Author: Priya Sharma
Publisher: PS Publishing
- ISBN: 9781786368751
- Published: December 2022
- Pages: 108
- Format reviewed: Hardback
- Review date: 01/05/2023
- Language: English
In the aftermath of the global pandemic, there is a darkness to the world that has yet to retreat. The way in which writers approach their craft in this moment is crucial. Some are electing to ignore it in the stories that they create, whilst others embrace the context directly in their work.
In genre fiction, the importance of the decision is an acute one. The readership has experienced a cultural and historical moment that will define the early part of the twenty-first century. Such circumstances might have been fuel for a horror story or a future apocalypse. Unfortunately, they were neither of these things, Instead, they were real life events.
Pomegranates by Priya Sharma, is a novella that acknowledges the contemporary context we find ourselves in. The story uses classical Greek mythology as a framework to comment on modern society, amalgamating the classic story of Demeter, Persephone and Hades into present day.
Persephone’s life as the consort of Hades is imagined differently to the traditional story of kidnap and blackmail. The pomegranate trap of legend is retold in such a way as to make you reconsider the circumstances of her marriage and annual pilgrimage to and from the Underworld. The Persephone of Sharma’s story is a more powerful character, granted more control over her own fate. The ebb and flow of the seasons have always been attributed to the grieving of her Demeter as her daughter fulfils her commitment to rule in the land of the dead. In this story, this explanation sits alongside the modern disruption of climate change.
The fusion of the classic with the contemporary is an uneasy fit, but that is intentional. In Demeter’s interactions with others, she responds to questions by telling the classic origin story of the first Greek gods. In this novella, we know this is her sharing her truth, but those listening believe this to be her concealing her real name and the trauma of her past.
This is the way in which Sharma reconciles the different elements of her story. The scenes switch between viewpoint characters. Flashbacks provide exposition for the current crisis – a world locked in crisis, provoked by the suspension the Gods work. Vivid descriptive writing creates scenes with vibrant hues and visceral sensation where the narrative swirls around its protagonists. The tale of the Gods is retold with a twist, the historical obfuscation over problematic elements of the narrative is thrown back and we confront the issues that have been glossed over. Rape, abuse and gaslighting, all revealed for what they really are. Behind all of this is a confident writer, assured and capable in her craft.

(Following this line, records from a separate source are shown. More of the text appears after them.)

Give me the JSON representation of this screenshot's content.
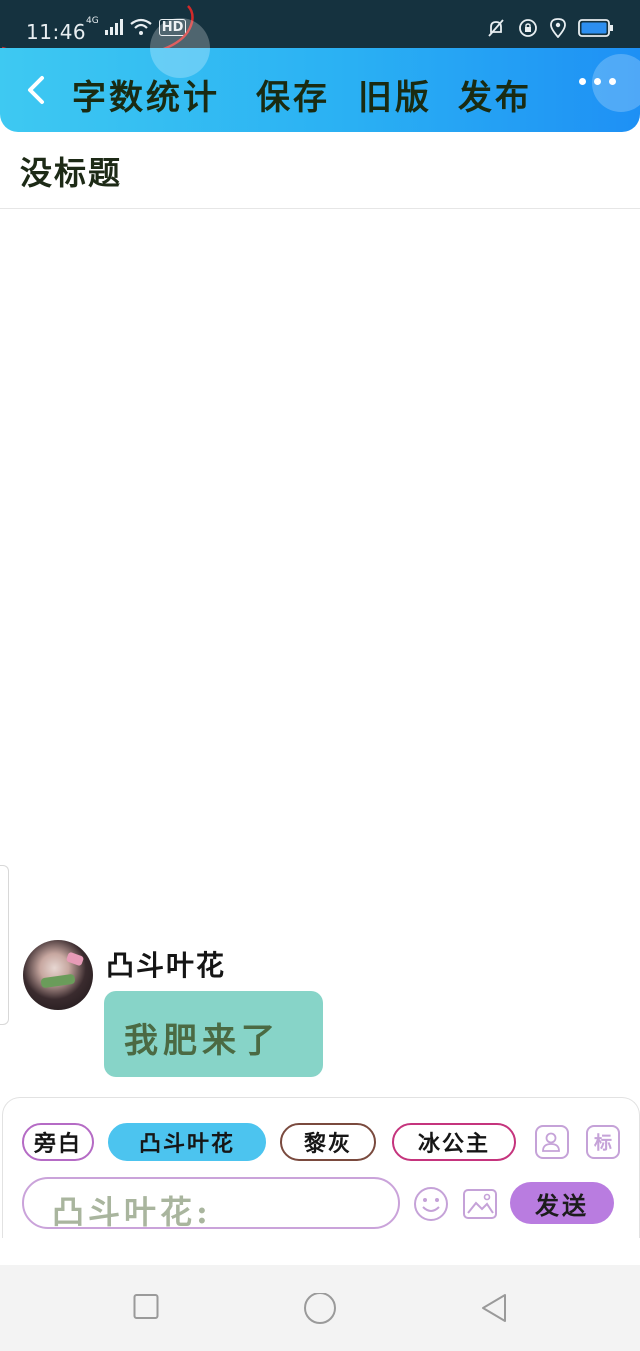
{
  "status_bar": {
    "time": "11:46",
    "network": "4G",
    "hd": "HD"
  },
  "toolbar": {
    "word_count": "字数统计",
    "save": "保存",
    "old_version": "旧版",
    "publish": "发布"
  },
  "document": {
    "title": "没标题"
  },
  "message": {
    "sender": "凸斗叶花",
    "text": "我肥来了"
  },
  "composer": {
    "roles": [
      "旁白",
      "凸斗叶花",
      "黎灰",
      "冰公主"
    ],
    "mark_label": "标",
    "input_value": "凸斗叶花:",
    "send_label": "发送"
  },
  "colors": {
    "appbar_start": "#3ec9f2",
    "appbar_end": "#1e90f5",
    "bubble": "#87d4c8",
    "active_chip": "#4cc4ef",
    "send_button": "#b97ce0"
  }
}
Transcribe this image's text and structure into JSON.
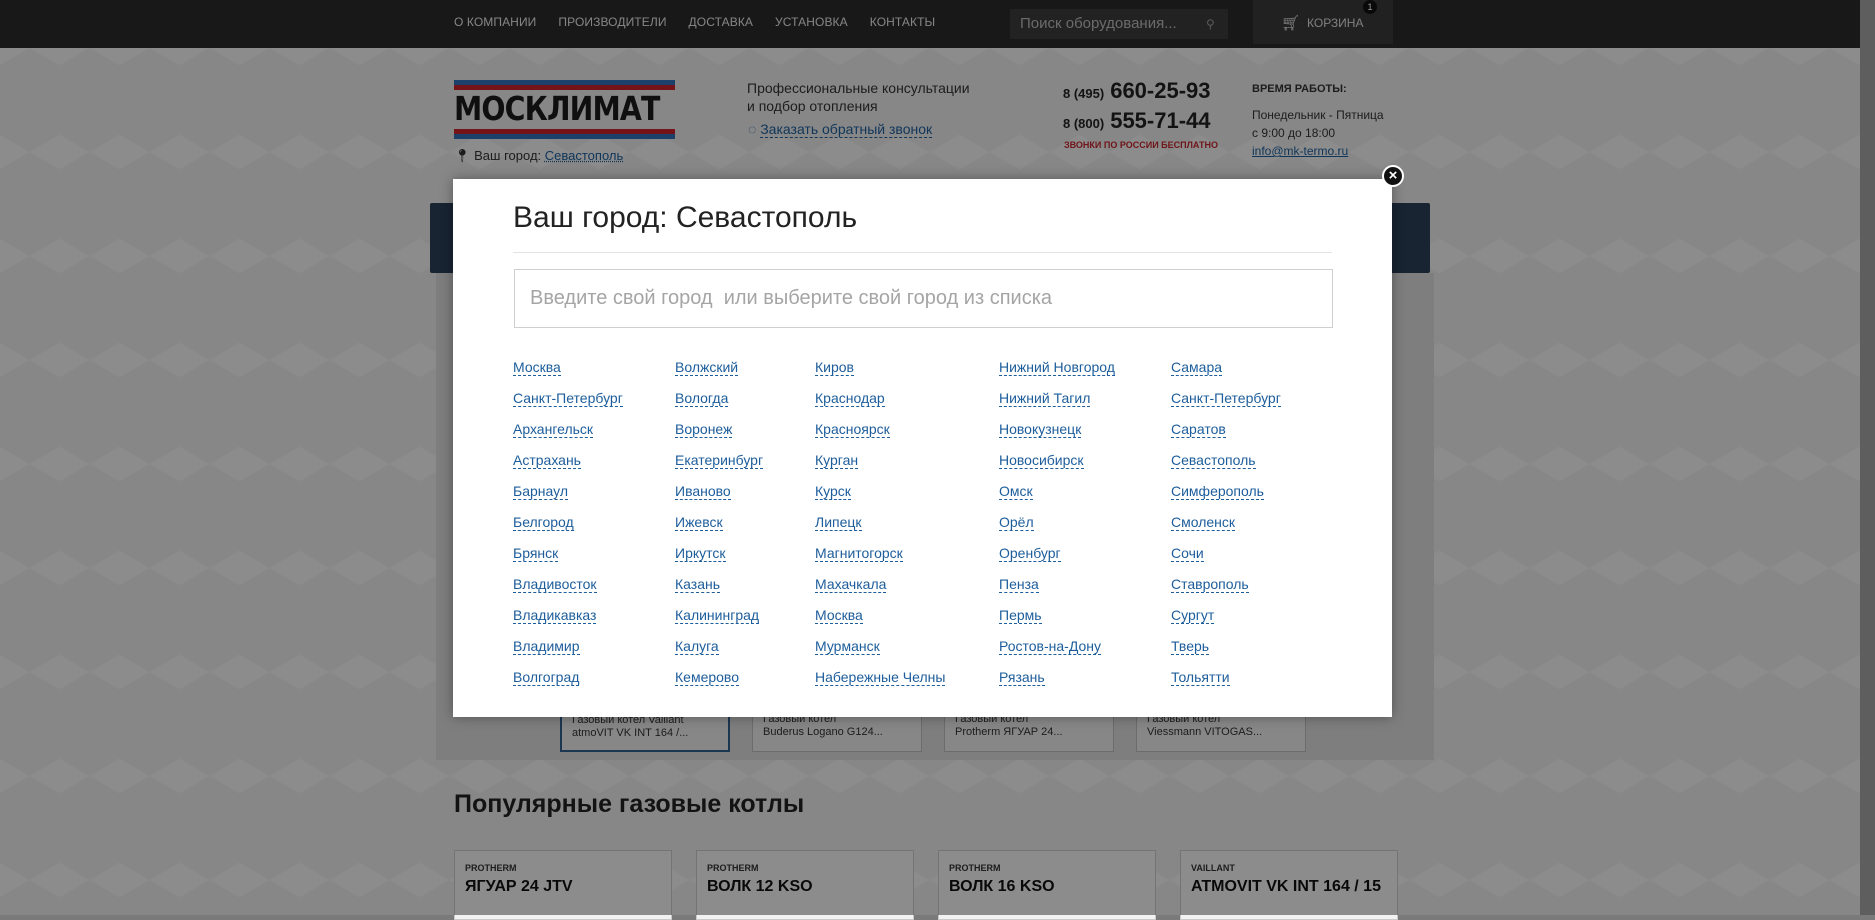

Classic fantasy re-imagines the wonder and magic of myth and legend, but often avoids the meaning behind the ancient stories. The cultures that lurk behind the hubris of Gods and Goddesses are often more important than the stories themselves. Sharma’s reinvention of a classic narrative into a comment on the assumptions and excuses made by re-tellers of those myths and by the audiences that heard them offers something new.
Perhaps this is the way to reconcile a flawed story from ancient times with the flawed world we find ourselves in today?
Written on 1st May 2023 by Allen Stroud .